What You Need To Know About Companion Microphones
If you're looking for a device to help make your conversations smoother and less frustrating, especially in background noise, then a companion microphone is the ideal choice.
Today we're going to talk about how a companion microphone will help you with your listening and improve the quality of your conversations with friends and family.
Companion Microphones are a type of ALD (assistive listening device).
What are ALDs (Assistive Listening Devices)?
An ALD is an assistive listening device or assistive listening system. These are designed to transmit sound directly to an individual wearing a sound receiver. They're also known as hearing assistance technologies or HATs.
- Hearing aid
- Neck loop
What is a remote microphone?
A remote or companion microphone is a small, wireless accessory designed to work alongside your hearing aid. The primary purpose of a remote microphone is to bring desired sounds, like a person's voice, directly to your ears.
How does a remote microphone help assistive listening devices?
Remote microphones are accessories that work wirelessly with your hearing aids via Bluetooth.
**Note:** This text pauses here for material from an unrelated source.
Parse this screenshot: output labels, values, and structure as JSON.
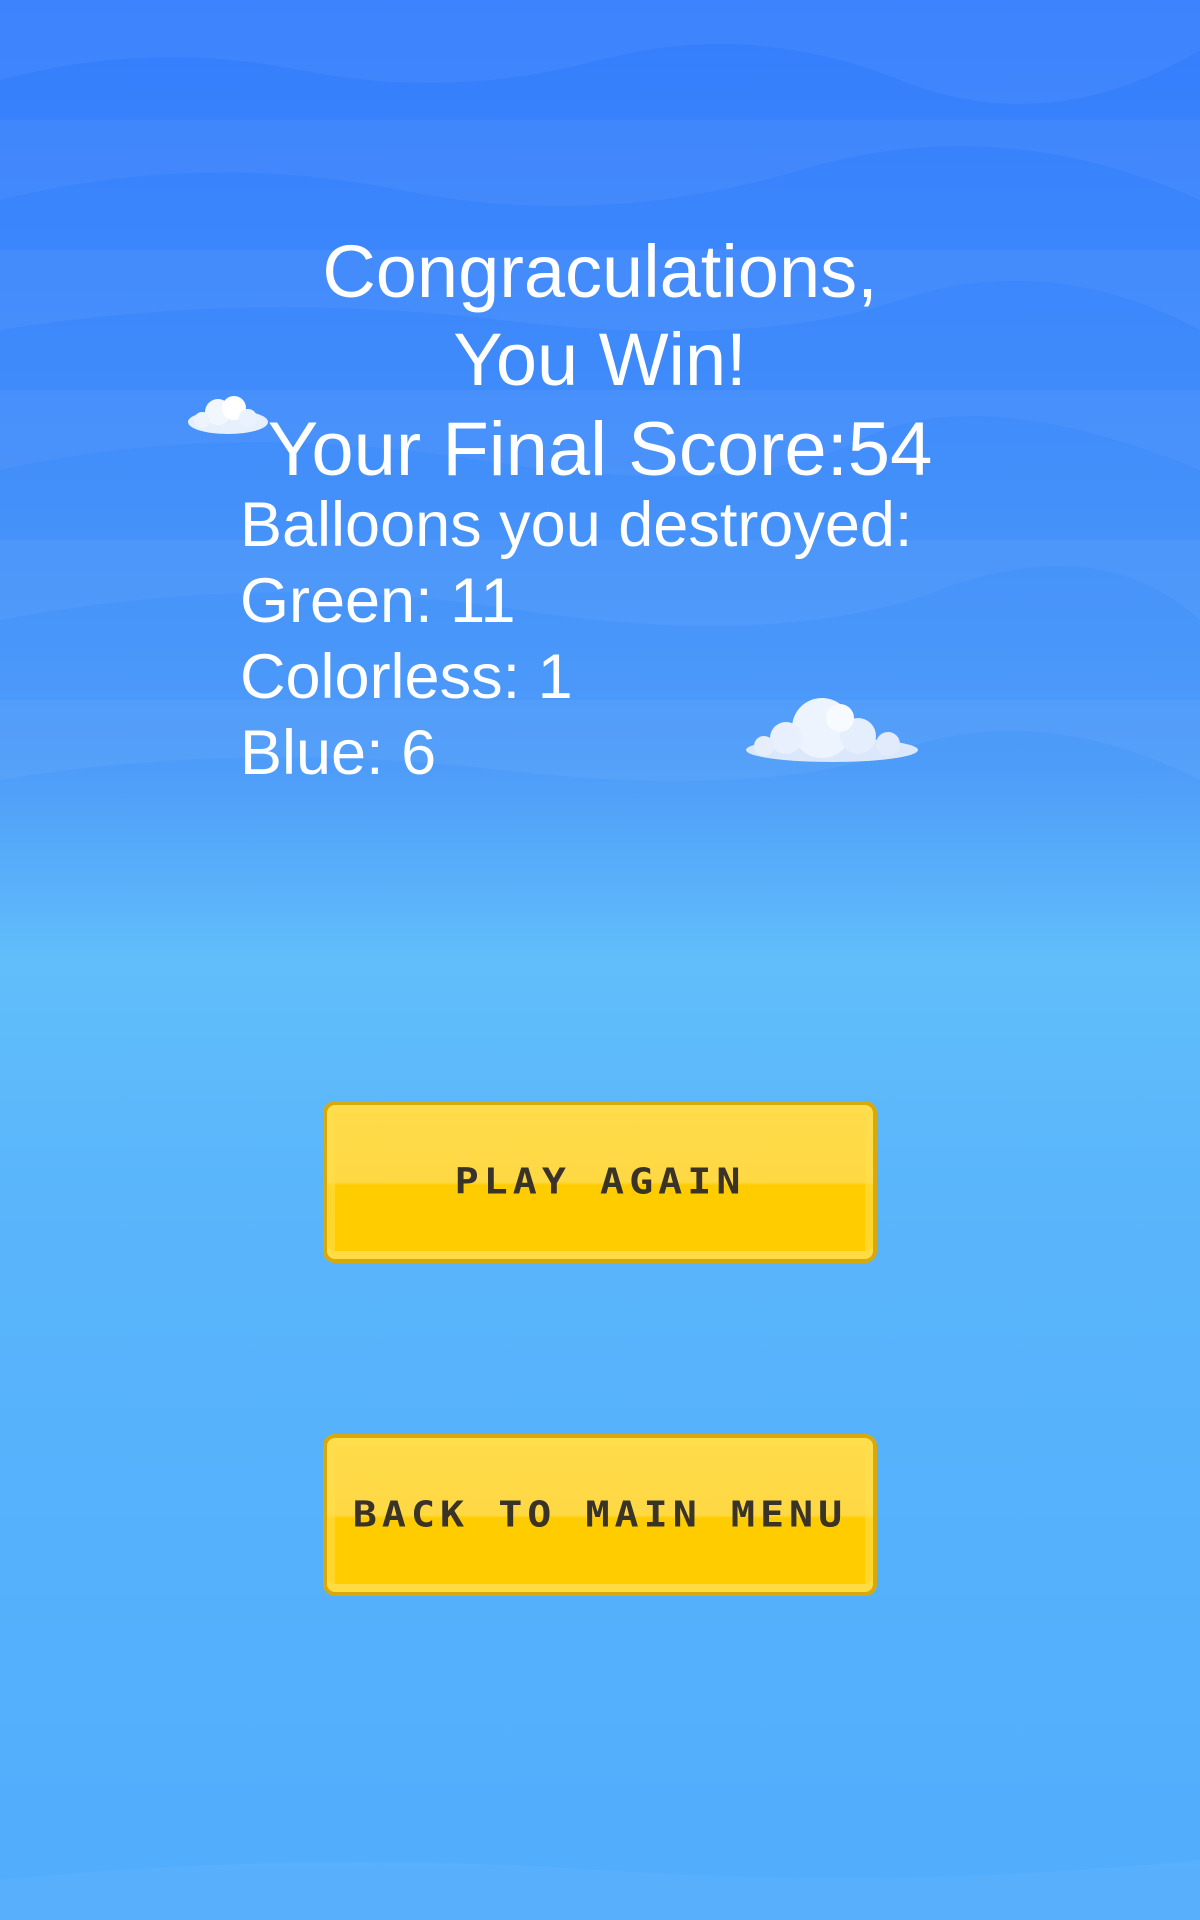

They work wonders to enhance speech recognition in a large crowd or noisy environment.
A remote microphone is only a small device clipped onto the speaker's shirt and is used to pick up the speaker's voice and send it directly to the listener's ears.
Those with hearing loss struggle to hear background noise even with the best hearing aids. This becomes extremely difficult when the person they're listening to is just as loud as the noise around them.
The purpose of remote microphones is to increase the signal-to-noise ratio.
What is signal-to-noise ratio?
Signal-to-noise ratio is the difference between the volume of sounds you don't want to hear (noise) and the volume of sounds you want to hear (signal).
The larger the signal-to-noise ratio, the better you hear what your speaker is saying.
How does a companion microphone help people with a hearing impairment?
The goal of a companion microphone is to help you increase the volume of the person you're talking to, making it easier to understand them.
Have you ever experienced struggling with background noise to the point where it's impossible to understand the person you are talking to?
Imagine if this person was talking directly into your ear or, even better, both of your ears. Think about how effortless it would be to hear them!
With a companion microphone and ALDs or HATs, you'll be able to have a meaningful conversation without all the difficulties and frustration. Your conversation can turn into a relaxing, enjoyable interaction.
When should you use a remote microphone with your ALD?
Overall, remote microphones are great for:
- Assisting your listening in reverberant, or echoey rooms
- Helping you listen to a speaker that's further away from you
- Hearing your communication partner is a noisy environment
Remote microphones work best in noisy or reverberant, echoey environments. They also work well if the speaker is more than 3 or 4 feet away from you.
People with asymmetric hearing loss, or one good ear and one bad ear, have extra difficulty with background noise. The brain needs sound coming equally from both sides to be able to tell where sounds are coming from. This is necessary for the brain to filter out the noise behind you.
Your brain will become more distracted with background noise, making it extremely difficult to hear the person you're trying to listen to.
Remote microphones are perfect for fixing situations like this.
What are the downsides of a remote microphone?
Like with everything in the world, there are downsides to remote microphones. Here are three disadvantages of a remote microphone.
1. You must ensure it’s charged
If your remote microphone isn't charged, it won't work. Forgetting to charge it and heading out for the day can be a huge inconvenience, so it's best to set reminders to ensure you always have an adequate charge.
2. You have to carry it with you
You will have to carry it on your person before handing it to the speaker. This can be annoying if you don't have space for it in your pockets or have to bring a bag to keep it safe.
This is inconvenient but not the worst thing to deal with if it means being able to have a clear conversation with a friend.
3. The microphone works best in a one-on-one conversation
The microphone doesn't work well if you're talking in a group instead of one-to-one. If you're in a small group, you'd have to pass the microphone to each person, which is usually unrealistic.
Other microphones have gyroscopes that allow them to move when lying down on a table to hear many people. This works by placing the device in the middle of a table to pick up everyone. However, the sound quality isn't as good because the microphone isn't next to the speaker's mouth.
Some microphones look like a pen (Phonak Roger pen) where you can point the microphone at the person you're talking to. This is the better option for group conversations.
We have many patients who can't live without their microphones. The microphones work exceptionally well for speakers with soft voices, conversations while driving in the car, or one-on-one conversations in a noisy restaurant environment.
Many remote microphones have multi-function uses too. They have an auxiliary input to plug the device into any audio output source, so you can use it to listen to other audio like the TV or laptop.
Some are equipped to connect to T-coil loop systems, and others have Bluetooth functionality to pair to your phone for complete hands-free calling.
Most remote microphones range in price from $150 to $350.
Our office has many of these microphones in stock that you can borrow and test drive to see if it makes a difference with your hearing.
Call us today if you’d like to schedule a demo with one of our accessory specialists.
Interested in learning more? Attend one of our regular hearing solution events to learn more about our unique approach to hearing loss or give us a call at 916-646-2471.Contact Us Now